_Activity_.
Please give again every entry exactly as it appears, setting aside the pictures.

_Supplied material_.
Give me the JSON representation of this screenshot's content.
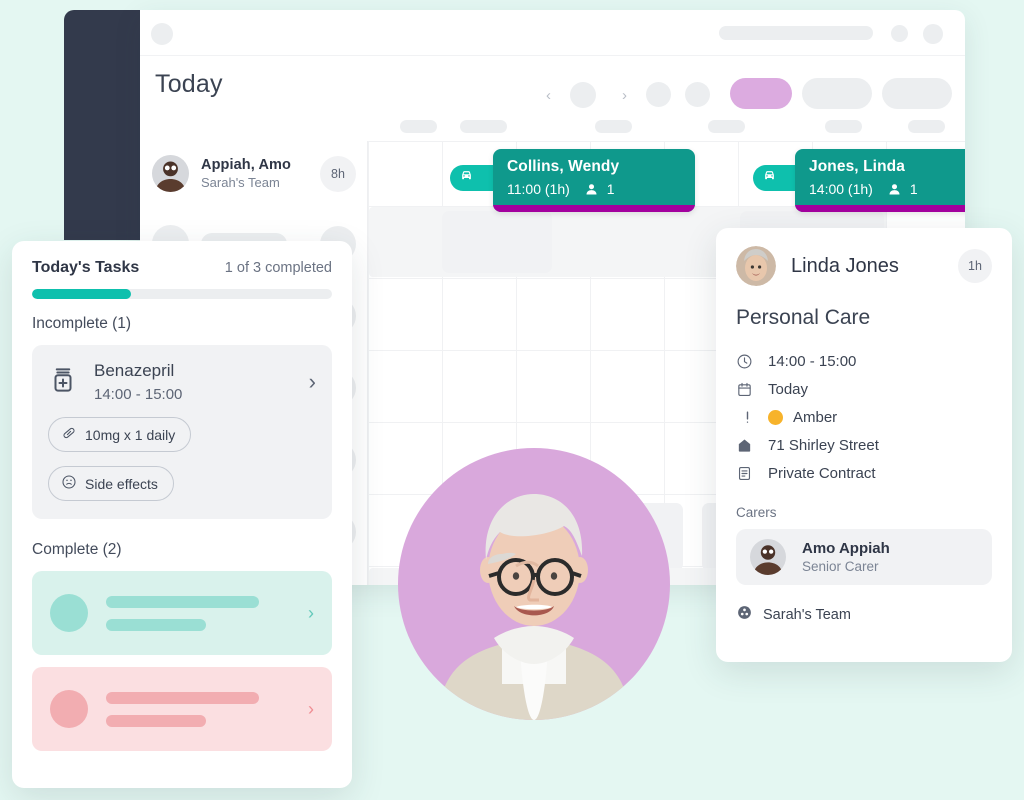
{
  "theme": {
    "page_bg": "#e4f7f2",
    "sidebar": "#333a4c",
    "teal": "#0f998c",
    "teal_bright": "#0ec0ad",
    "purple_strip": "#a3009e",
    "purple_pill": "#dcabe0",
    "photo_circle": "#d9a8dc",
    "amber": "#f7b32b",
    "skeleton": "#eceef0",
    "complete_green_bg": "#d9f2ec",
    "complete_green_fg": "#9adfd4",
    "complete_pink_bg": "#fbdfe1",
    "complete_pink_fg": "#f2adb1"
  },
  "app_window": {
    "page_title": "Today",
    "nav": {
      "prev_label": "‹",
      "next_label": "›"
    },
    "calendar": {
      "rows": [
        {
          "name": "Appiah, Amo",
          "team": "Sarah's Team",
          "hours": "8h",
          "appointments": [
            {
              "client": "Collins, Wendy",
              "time": "11:00 (1h)",
              "people": "1",
              "travel_icon": "car-icon"
            },
            {
              "client": "Jones, Linda",
              "time": "14:00 (1h)",
              "people": "1",
              "travel_icon": "car-icon"
            }
          ]
        }
      ]
    }
  },
  "tasks_card": {
    "title": "Today's Tasks",
    "count_label": "1 of 3 completed",
    "progress_percent": 33,
    "incomplete_label": "Incomplete (1)",
    "incomplete": [
      {
        "icon": "medication-icon",
        "name": "Benazepril",
        "time": "14:00 - 15:00",
        "chevron": "›",
        "chips": [
          {
            "icon": "pill-icon",
            "label": "10mg x 1 daily"
          },
          {
            "icon": "sad-face-icon",
            "label": "Side effects"
          }
        ]
      }
    ],
    "complete_label": "Complete (2)",
    "complete": [
      {
        "variant": "green",
        "chevron": "›"
      },
      {
        "variant": "pink",
        "chevron": "›"
      }
    ]
  },
  "detail_card": {
    "client_name": "Linda Jones",
    "duration": "1h",
    "visit_type": "Personal Care",
    "details": [
      {
        "icon": "clock-icon",
        "value": "14:00 - 15:00"
      },
      {
        "icon": "calendar-icon",
        "value": "Today"
      },
      {
        "icon": "alert-icon",
        "value": "Amber",
        "dot_color": "#f7b32b"
      },
      {
        "icon": "home-icon",
        "value": "71 Shirley Street"
      },
      {
        "icon": "document-icon",
        "value": "Private Contract"
      }
    ],
    "carers_label": "Carers",
    "carers": [
      {
        "name": "Amo Appiah",
        "role": "Senior Carer"
      }
    ],
    "team": {
      "icon": "team-icon",
      "label": "Sarah's Team"
    }
  }
}
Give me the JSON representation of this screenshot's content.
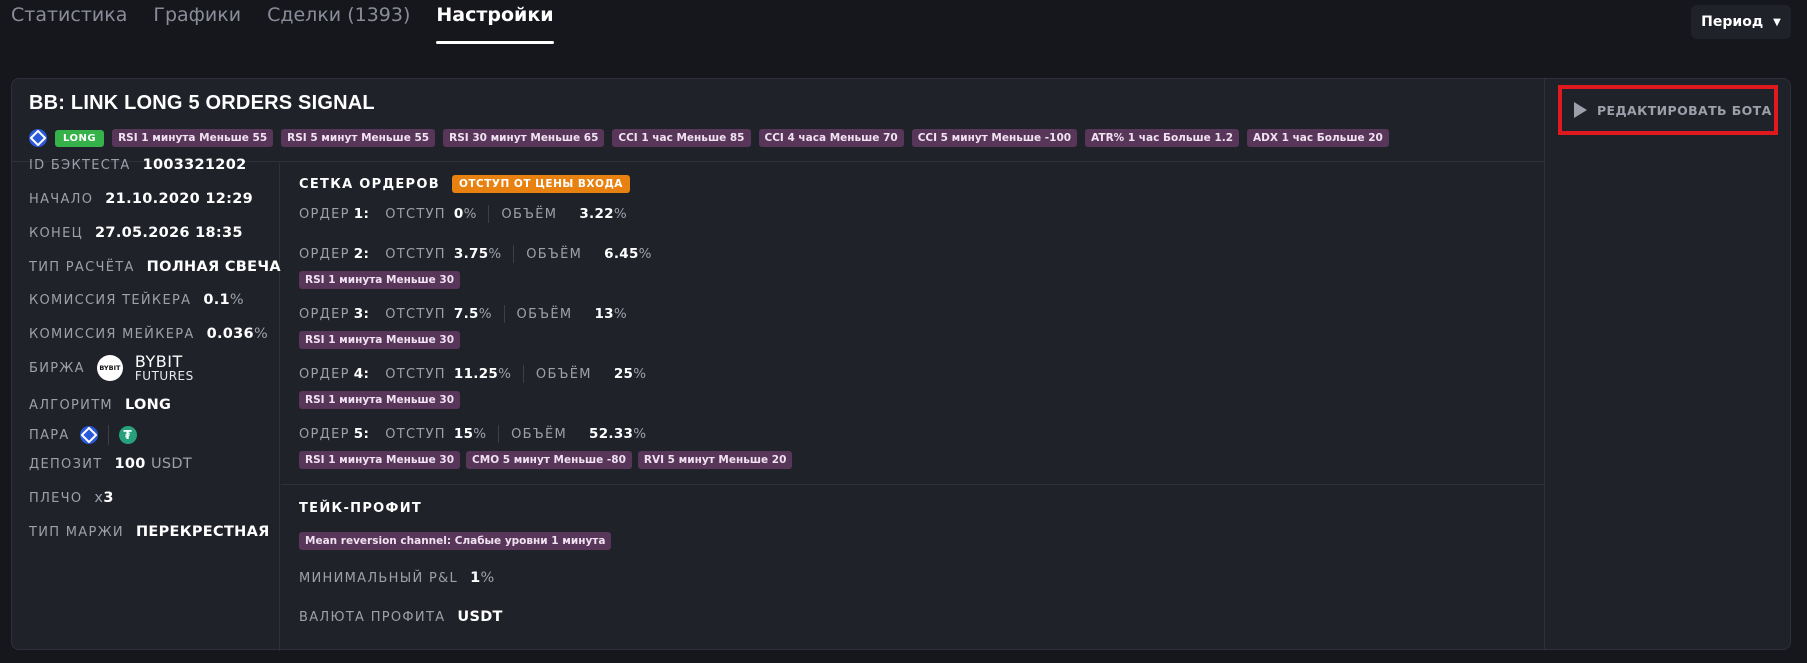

_Solution for this task_.
Give me the JSON representation of this screenshot's content.
{
  "theme": {
    "page_bg": "#e4f7f2",
    "sidebar": "#333a4c",
    "teal": "#0f998c",
    "teal_bright": "#0ec0ad",
    "purple_strip": "#a3009e",
    "purple_pill": "#dcabe0",
    "photo_circle": "#d9a8dc",
    "amber": "#f7b32b",
    "skeleton": "#eceef0",
    "complete_green_bg": "#d9f2ec",
    "complete_green_fg": "#9adfd4",
    "complete_pink_bg": "#fbdfe1",
    "complete_pink_fg": "#f2adb1"
  },
  "app_window": {
    "page_title": "Today",
    "nav": {
      "prev_label": "‹",
      "next_label": "›"
    },
    "calendar": {
      "rows": [
        {
          "name": "Appiah, Amo",
          "team": "Sarah's Team",
          "hours": "8h",
          "appointments": [
            {
              "client": "Collins, Wendy",
              "time": "11:00 (1h)",
              "people": "1",
              "travel_icon": "car-icon"
            },
            {
              "client": "Jones, Linda",
              "time": "14:00 (1h)",
              "people": "1",
              "travel_icon": "car-icon"
            }
          ]
        }
      ]
    }
  },
  "tasks_card": {
    "title": "Today's Tasks",
    "count_label": "1 of 3 completed",
    "progress_percent": 33,
    "incomplete_label": "Incomplete (1)",
    "incomplete": [
      {
        "icon": "medication-icon",
        "name": "Benazepril",
        "time": "14:00 - 15:00",
        "chevron": "›",
        "chips": [
          {
            "icon": "pill-icon",
            "label": "10mg x 1 daily"
          },
          {
            "icon": "sad-face-icon",
            "label": "Side effects"
          }
        ]
      }
    ],
    "complete_label": "Complete (2)",
    "complete": [
      {
        "variant": "green",
        "chevron": "›"
      },
      {
        "variant": "pink",
        "chevron": "›"
      }
    ]
  },
  "detail_card": {
    "client_name": "Linda Jones",
    "duration": "1h",
    "visit_type": "Personal Care",
    "details": [
      {
        "icon": "clock-icon",
        "value": "14:00 - 15:00"
      },
      {
        "icon": "calendar-icon",
        "value": "Today"
      },
      {
        "icon": "alert-icon",
        "value": "Amber",
        "dot_color": "#f7b32b"
      },
      {
        "icon": "home-icon",
        "value": "71 Shirley Street"
      },
      {
        "icon": "document-icon",
        "value": "Private Contract"
      }
    ],
    "carers_label": "Carers",
    "carers": [
      {
        "name": "Amo Appiah",
        "role": "Senior Carer"
      }
    ],
    "team": {
      "icon": "team-icon",
      "label": "Sarah's Team"
    }
  }
}
Give me the JSON representation of this screenshot's content.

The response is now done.